Data about app and page elements
'''
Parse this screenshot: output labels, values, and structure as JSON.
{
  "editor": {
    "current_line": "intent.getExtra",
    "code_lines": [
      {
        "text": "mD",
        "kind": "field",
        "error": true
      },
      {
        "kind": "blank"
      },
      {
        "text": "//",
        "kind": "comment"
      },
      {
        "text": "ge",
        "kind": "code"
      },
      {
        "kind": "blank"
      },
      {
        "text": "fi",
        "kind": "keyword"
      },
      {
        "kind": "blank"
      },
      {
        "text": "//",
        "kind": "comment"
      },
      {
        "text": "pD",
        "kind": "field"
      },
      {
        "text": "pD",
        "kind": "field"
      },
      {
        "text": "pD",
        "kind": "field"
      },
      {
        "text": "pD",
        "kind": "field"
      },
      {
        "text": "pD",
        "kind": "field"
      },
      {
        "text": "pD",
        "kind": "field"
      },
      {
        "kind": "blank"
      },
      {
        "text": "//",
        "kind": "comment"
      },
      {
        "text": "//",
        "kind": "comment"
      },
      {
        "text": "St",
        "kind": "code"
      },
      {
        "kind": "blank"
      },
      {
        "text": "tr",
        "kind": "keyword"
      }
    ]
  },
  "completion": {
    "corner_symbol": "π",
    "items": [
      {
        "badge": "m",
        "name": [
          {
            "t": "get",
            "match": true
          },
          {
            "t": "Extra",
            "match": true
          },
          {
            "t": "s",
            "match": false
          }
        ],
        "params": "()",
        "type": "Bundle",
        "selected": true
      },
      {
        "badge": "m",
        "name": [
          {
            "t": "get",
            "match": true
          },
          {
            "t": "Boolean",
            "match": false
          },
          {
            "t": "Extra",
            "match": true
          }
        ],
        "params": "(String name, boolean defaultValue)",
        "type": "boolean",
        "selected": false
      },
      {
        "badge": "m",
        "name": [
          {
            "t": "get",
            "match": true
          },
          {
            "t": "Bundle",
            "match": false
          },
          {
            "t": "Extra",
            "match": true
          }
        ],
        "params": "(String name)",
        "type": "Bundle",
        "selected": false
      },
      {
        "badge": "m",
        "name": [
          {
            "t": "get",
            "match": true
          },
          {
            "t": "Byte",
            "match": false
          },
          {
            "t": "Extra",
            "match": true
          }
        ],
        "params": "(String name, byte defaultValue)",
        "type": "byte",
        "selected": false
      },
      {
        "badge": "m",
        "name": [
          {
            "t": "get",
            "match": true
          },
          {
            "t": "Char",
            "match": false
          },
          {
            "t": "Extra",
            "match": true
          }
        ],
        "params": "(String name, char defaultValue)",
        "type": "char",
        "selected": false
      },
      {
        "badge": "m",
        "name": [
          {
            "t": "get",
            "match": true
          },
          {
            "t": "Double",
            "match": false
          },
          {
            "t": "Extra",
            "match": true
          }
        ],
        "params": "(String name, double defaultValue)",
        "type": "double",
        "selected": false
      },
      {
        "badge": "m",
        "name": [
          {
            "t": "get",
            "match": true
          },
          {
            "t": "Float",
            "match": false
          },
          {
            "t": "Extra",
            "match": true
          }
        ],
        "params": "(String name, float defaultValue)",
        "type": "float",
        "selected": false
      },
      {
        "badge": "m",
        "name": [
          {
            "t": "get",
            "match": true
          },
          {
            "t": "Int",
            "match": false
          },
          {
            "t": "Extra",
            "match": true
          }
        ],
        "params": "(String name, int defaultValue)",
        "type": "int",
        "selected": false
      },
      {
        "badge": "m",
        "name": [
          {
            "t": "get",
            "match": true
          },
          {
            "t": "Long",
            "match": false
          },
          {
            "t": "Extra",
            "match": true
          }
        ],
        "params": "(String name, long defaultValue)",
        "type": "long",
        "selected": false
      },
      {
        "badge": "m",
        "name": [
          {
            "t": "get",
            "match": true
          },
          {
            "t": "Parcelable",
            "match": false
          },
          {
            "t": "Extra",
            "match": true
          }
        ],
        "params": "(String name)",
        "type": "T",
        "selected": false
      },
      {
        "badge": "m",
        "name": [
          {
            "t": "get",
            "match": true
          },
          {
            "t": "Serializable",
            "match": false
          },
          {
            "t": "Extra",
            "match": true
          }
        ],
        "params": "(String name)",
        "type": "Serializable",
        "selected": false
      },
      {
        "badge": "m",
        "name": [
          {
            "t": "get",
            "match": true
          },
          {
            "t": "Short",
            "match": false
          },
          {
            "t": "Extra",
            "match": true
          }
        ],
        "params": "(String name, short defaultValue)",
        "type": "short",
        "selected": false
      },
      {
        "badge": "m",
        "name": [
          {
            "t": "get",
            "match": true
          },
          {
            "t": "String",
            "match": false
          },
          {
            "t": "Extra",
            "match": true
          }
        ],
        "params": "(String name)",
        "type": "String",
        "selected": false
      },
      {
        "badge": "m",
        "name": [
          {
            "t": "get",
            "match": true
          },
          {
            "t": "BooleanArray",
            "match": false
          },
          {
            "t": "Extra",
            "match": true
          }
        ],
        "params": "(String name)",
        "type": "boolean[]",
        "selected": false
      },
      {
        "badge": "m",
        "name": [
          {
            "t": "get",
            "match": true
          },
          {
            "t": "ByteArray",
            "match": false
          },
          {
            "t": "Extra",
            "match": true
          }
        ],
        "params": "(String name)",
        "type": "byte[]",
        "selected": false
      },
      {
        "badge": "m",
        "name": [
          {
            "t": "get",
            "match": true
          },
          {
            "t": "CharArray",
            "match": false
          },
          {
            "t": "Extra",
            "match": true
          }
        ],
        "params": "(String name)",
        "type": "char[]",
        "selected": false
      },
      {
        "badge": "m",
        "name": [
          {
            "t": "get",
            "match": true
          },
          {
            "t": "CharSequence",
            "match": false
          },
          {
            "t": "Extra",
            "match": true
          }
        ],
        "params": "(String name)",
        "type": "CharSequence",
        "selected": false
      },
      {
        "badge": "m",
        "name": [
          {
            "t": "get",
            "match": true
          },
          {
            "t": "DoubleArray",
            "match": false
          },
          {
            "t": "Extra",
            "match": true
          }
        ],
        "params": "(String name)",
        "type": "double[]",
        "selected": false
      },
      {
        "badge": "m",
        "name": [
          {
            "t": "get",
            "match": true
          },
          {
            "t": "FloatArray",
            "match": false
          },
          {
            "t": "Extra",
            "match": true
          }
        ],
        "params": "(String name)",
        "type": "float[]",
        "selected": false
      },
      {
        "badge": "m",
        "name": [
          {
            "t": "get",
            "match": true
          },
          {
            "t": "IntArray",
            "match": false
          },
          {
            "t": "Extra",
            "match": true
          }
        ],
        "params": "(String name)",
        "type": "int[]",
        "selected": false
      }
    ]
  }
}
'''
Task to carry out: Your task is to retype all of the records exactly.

Task solution:
Parse this screenshot: output labels, values, and structure as JSON.
{
  "editor": {
    "current_line": "intent.getExtra",
    "code_lines": [
      {
        "text": "mD",
        "kind": "field",
        "error": true
      },
      {
        "kind": "blank"
      },
      {
        "text": "//",
        "kind": "comment"
      },
      {
        "text": "ge",
        "kind": "code"
      },
      {
        "kind": "blank"
      },
      {
        "text": "fi",
        "kind": "keyword"
      },
      {
        "kind": "blank"
      },
      {
        "text": "//",
        "kind": "comment"
      },
      {
        "text": "pD",
        "kind": "field"
      },
      {
        "text": "pD",
        "kind": "field"
      },
      {
        "text": "pD",
        "kind": "field"
      },
      {
        "text": "pD",
        "kind": "field"
      },
      {
        "text": "pD",
        "kind": "field"
      },
      {
        "text": "pD",
        "kind": "field"
      },
      {
        "kind": "blank"
      },
      {
        "text": "//",
        "kind": "comment"
      },
      {
        "text": "//",
        "kind": "comment"
      },
      {
        "text": "St",
        "kind": "code"
      },
      {
        "kind": "blank"
      },
      {
        "text": "tr",
        "kind": "keyword"
      }
    ]
  },
  "completion": {
    "corner_symbol": "π",
    "items": [
      {
        "badge": "m",
        "name": [
          {
            "t": "get",
            "match": true
          },
          {
            "t": "Extra",
            "match": true
          },
          {
            "t": "s",
            "match": false
          }
        ],
        "params": "()",
        "type": "Bundle",
        "selected": true
      },
      {
        "badge": "m",
        "name": [
          {
            "t": "get",
            "match": true
          },
          {
            "t": "Boolean",
            "match": false
          },
          {
            "t": "Extra",
            "match": true
          }
        ],
        "params": "(String name, boolean defaultValue)",
        "type": "boolean",
        "selected": false
      },
      {
        "badge": "m",
        "name": [
          {
            "t": "get",
            "match": true
          },
          {
            "t": "Bundle",
            "match": false
          },
          {
            "t": "Extra",
            "match": true
          }
        ],
        "params": "(String name)",
        "type": "Bundle",
        "selected": false
      },
      {
        "badge": "m",
        "name": [
          {
            "t": "get",
            "match": true
          },
          {
            "t": "Byte",
            "match": false
          },
          {
            "t": "Extra",
            "match": true
          }
        ],
        "params": "(String name, byte defaultValue)",
        "type": "byte",
        "selected": false
      },
      {
        "badge": "m",
        "name": [
          {
            "t": "get",
            "match": true
          },
          {
            "t": "Char",
            "match": false
          },
          {
            "t": "Extra",
            "match": true
          }
        ],
        "params": "(String name, char defaultValue)",
        "type": "char",
        "selected": false
      },
      {
        "badge": "m",
        "name": [
          {
            "t": "get",
            "match": true
          },
          {
            "t": "Double",
            "match": false
          },
          {
            "t": "Extra",
            "match": true
          }
        ],
        "params": "(String name, double defaultValue)",
        "type": "double",
        "selected": false
      },
      {
        "badge": "m",
        "name": [
          {
            "t": "get",
            "match": true
          },
          {
            "t": "Float",
            "match": false
          },
          {
            "t": "Extra",
            "match": true
          }
        ],
        "params": "(String name, float defaultValue)",
        "type": "float",
        "selected": false
      },
      {
        "badge": "m",
        "name": [
          {
            "t": "get",
            "match": true
          },
          {
            "t": "Int",
            "match": false
          },
          {
            "t": "Extra",
            "match": true
          }
        ],
        "params": "(String name, int defaultValue)",
        "type": "int",
        "selected": false
      },
      {
        "badge": "m",
        "name": [
          {
            "t": "get",
            "match": true
          },
          {
            "t": "Long",
            "match": false
          },
          {
            "t": "Extra",
            "match": true
          }
        ],
        "params": "(String name, long defaultValue)",
        "type": "long",
        "selected": false
      },
      {
        "badge": "m",
        "name": [
          {
            "t": "get",
            "match": true
          },
          {
            "t": "Parcelable",
            "match": false
          },
          {
            "t": "Extra",
            "match": true
          }
        ],
        "params": "(String name)",
        "type": "T",
        "selected": false
      },
      {
        "badge": "m",
        "name": [
          {
            "t": "get",
            "match": true
          },
          {
            "t": "Serializable",
            "match": false
          },
          {
            "t": "Extra",
            "match": true
          }
        ],
        "params": "(String name)",
        "type": "Serializable",
        "selected": false
      },
      {
        "badge": "m",
        "name": [
          {
            "t": "get",
            "match": true
          },
          {
            "t": "Short",
            "match": false
          },
          {
            "t": "Extra",
            "match": true
          }
        ],
        "params": "(String name, short defaultValue)",
        "type": "short",
        "selected": false
      },
      {
        "badge": "m",
        "name": [
          {
            "t": "get",
            "match": true
          },
          {
            "t": "String",
            "match": false
          },
          {
            "t": "Extra",
            "match": true
          }
        ],
        "params": "(String name)",
        "type": "String",
        "selected": false
      },
      {
        "badge": "m",
        "name": [
          {
            "t": "get",
            "match": true
          },
          {
            "t": "BooleanArray",
            "match": false
          },
          {
            "t": "Extra",
            "match": true
          }
        ],
        "params": "(String name)",
        "type": "boolean[]",
        "selected": false
      },
      {
        "badge": "m",
        "name": [
          {
            "t": "get",
            "match": true
          },
          {
            "t": "ByteArray",
            "match": false
          },
          {
            "t": "Extra",
            "match": true
          }
        ],
        "params": "(String name)",
        "type": "byte[]",
        "selected": false
      },
      {
        "badge": "m",
        "name": [
          {
            "t": "get",
            "match": true
          },
          {
            "t": "CharArray",
            "match": false
          },
          {
            "t": "Extra",
            "match": true
          }
        ],
        "params": "(String name)",
        "type": "char[]",
        "selected": false
      },
      {
        "badge": "m",
        "name": [
          {
            "t": "get",
            "match": true
          },
          {
            "t": "CharSequence",
            "match": false
          },
          {
            "t": "Extra",
            "match": true
          }
        ],
        "params": "(String name)",
        "type": "CharSequence",
        "selected": false
      },
      {
        "badge": "m",
        "name": [
          {
            "t": "get",
            "match": true
          },
          {
            "t": "DoubleArray",
            "match": false
          },
          {
            "t": "Extra",
            "match": true
          }
        ],
        "params": "(String name)",
        "type": "double[]",
        "selected": false
      },
      {
        "badge": "m",
        "name": [
          {
            "t": "get",
            "match": true
          },
          {
            "t": "FloatArray",
            "match": false
          },
          {
            "t": "Extra",
            "match": true
          }
        ],
        "params": "(String name)",
        "type": "float[]",
        "selected": false
      },
      {
        "badge": "m",
        "name": [
          {
            "t": "get",
            "match": true
          },
          {
            "t": "IntArray",
            "match": false
          },
          {
            "t": "Extra",
            "match": true
          }
        ],
        "params": "(String name)",
        "type": "int[]",
        "selected": false
      }
    ]
  }
}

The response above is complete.